1. 
 De Laet, C, et al.
(författare)

The impact of the use of multiple risk indicators for fracture on casefinding strategies: a mathematical approach.
 2005

Ingår i: Osteoporosis international.  0937941X. ; 16:3, s. 3138

Tidskriftsartikel (refereegranskat)abstract
 The value of bone mineral density (BMD) measurements to stratify fracture probability can be enhanced in a casefinding strategy that combines BMD measurement with independent clinical risk indicators. Putative risk indicators include age and gender, BMI or weight, prior fracture, the use of corticosteroids, and possibly others. The aim of the present study was to develop a mathematical framework to quantify the impact of using combinations of risk indicators with BMD in case finding. Fracture probability can be expressed as a risk gradient, i.e. a relative risk (RR) of fracture per standard deviation (SD) change in BMD. With the addition of other continuous or categorical risk indicators a continuous distribution of risk indicators is obtained that approaches a normal distribution. It is then possible to calculate the risk of individuals compared with the average risk in the population, stratified by age and gender. A risk indicator with a gradient of fracture risk of 2 per SD identified 36% of the population as having a higher than average fracture risk. In individuals so selected, the risk was on average 1.7 times that of the general population.

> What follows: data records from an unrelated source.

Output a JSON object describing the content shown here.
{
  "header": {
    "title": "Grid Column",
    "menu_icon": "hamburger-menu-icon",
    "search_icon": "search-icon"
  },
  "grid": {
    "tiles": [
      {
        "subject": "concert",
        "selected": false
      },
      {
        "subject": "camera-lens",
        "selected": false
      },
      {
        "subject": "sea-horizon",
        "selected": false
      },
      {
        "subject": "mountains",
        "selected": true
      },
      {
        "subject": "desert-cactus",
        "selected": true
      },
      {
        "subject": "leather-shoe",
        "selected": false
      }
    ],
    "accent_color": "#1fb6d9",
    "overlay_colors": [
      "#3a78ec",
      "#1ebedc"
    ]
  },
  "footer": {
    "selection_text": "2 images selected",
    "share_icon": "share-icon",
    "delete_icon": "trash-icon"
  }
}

Where, through the combination of several risk indicators, the gradient of risk of the test increased to 4 per SD, a smaller proportion (24%) was identified as having a higher than average risk, but the average risk in this group was 3.1 times that of the population, which is a much better performance. At higher thresholds of risk, similar phenomena were found. We conclude that, whereas the change of the proportion of the population detected to be at high risk is small, the performance of a test is improved when the RR per SD is higher, indicated by the higher average risk in those identified to be at risk. Casefinding strategies that combine clinical risk indicators with BMD have increased efficiency, while having a modest impact on the number of individuals requiring treatment. Therefore, the costeffectiveness is enhanced.


2. 
 Johnell, Olof, et al.
(författare)

The burden of hospitalised fractures in Sweden.
 2005

Ingår i: Osteoporosis international.  0937941X. ; 16:2, s. 2228

Tidskriftsartikel (refereegranskat)abstract
 The aim of this study was to characterise the hospital burden of fractures in the Swedish population by age and gender. The number of patients and number of fractures were documented according to site of fracture, age, sex and duration of hospital stay for the whole population of Sweden in 1996. Fractures were additionally classified as osteoporotic according to fracture site. In 1996 there were 54,000 admissions for fracture in men and women aged 50 years or more, accounting for 600,000 hospitalbed days. Hip fractures accounted for 63% of admissions for fracture in men and 72% in women, for 69% and 73% of hospitalbed days, respectively. Fractures considered to be osteoporotic accounted for 84% of all hospitalbed days due to fracture in men, and 93% in women. More hospitalbed days were due to osteoporotic fracture than to breast cancer and prostate cancer combined. The number of hospitalbed days due to osteoporotic fracture was between the amount due to ischaemic heart disease and the amount due to stroke.